Skip to main content

Are you intrigued by Apple’s rumored iCar? Steve Jobs was too

Steve Jobs shows off the iPhone 4 at the 2010 Worldwide Developers Conference
Car buffs, tech aficionados, and anyone with regular access to a news outlet have heard the rumors that claim Apple is busily developing its first-ever car. While Project Titan, as it’s called internally, has allegedly been moving at a neck-snapping pace under Tim Cook’s leadership, a former Apple executive revealed that company co-founder Steve Jobs occasionally talked about what a Cupertino-built car could look like.

Tony Fadell, a forward-thinking engineer who co-designed the original iPhone, revealed that he used to informally chat with Jobs about what an iCar’s dashboard could look like, what form the seats could take, and what fuel it could be powered by. Fadell stressed that the questions were purely hypothetical, and that Apple wasn’t actively developing a car in 2008, when most of his conversations with Jobs took place.

Apple execs liked the idea of building a car, but they ultimately decided not to move forward with the project in order to allocate the company’s resources to other, more far-reaching products with a bigger effect on consumers around the world.
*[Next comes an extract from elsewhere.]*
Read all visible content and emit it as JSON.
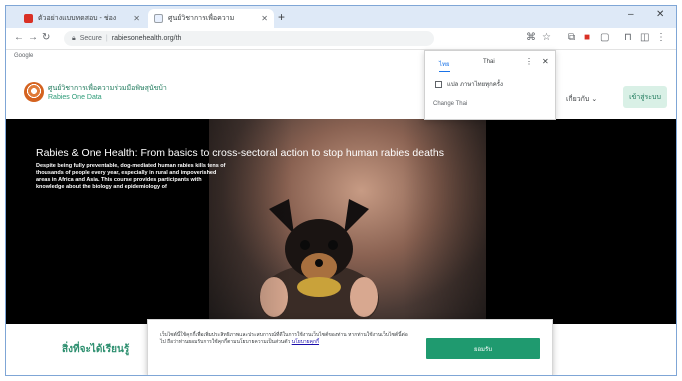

Notably, Apple focused on successfully rolling out the first-generation iPhone in 2007 and, three years later, the original iPad.

Fadell stopped short of confirming that Apple is planning on entering the auto industry before the end of the decade. He has no firsthand knowledge of the company’s plans for the future because he stepped down from the tech giant in 2008 and co-founded Google-owned Nest Labs two years later. However, he suggested that a car and an iPhone have a lot more in common than meets the eye.

“A car has batteries; it has a computer; it has a motor; and it has mechanical structure. If you look at an iPhone, it has all the same things. It even has a motor in it,” explained Fadell in a televised interview with Bloomberg.

The iCar isn’t the only new product that took a backseat to the iPhone; Fadell revealed that Apple also considered diversifying its business in the late 2000s by making televisions and cameras. It introduced its first television earlier this year, but it looks like plans for an iCamera have been shelved for good.

Editors' Recommendations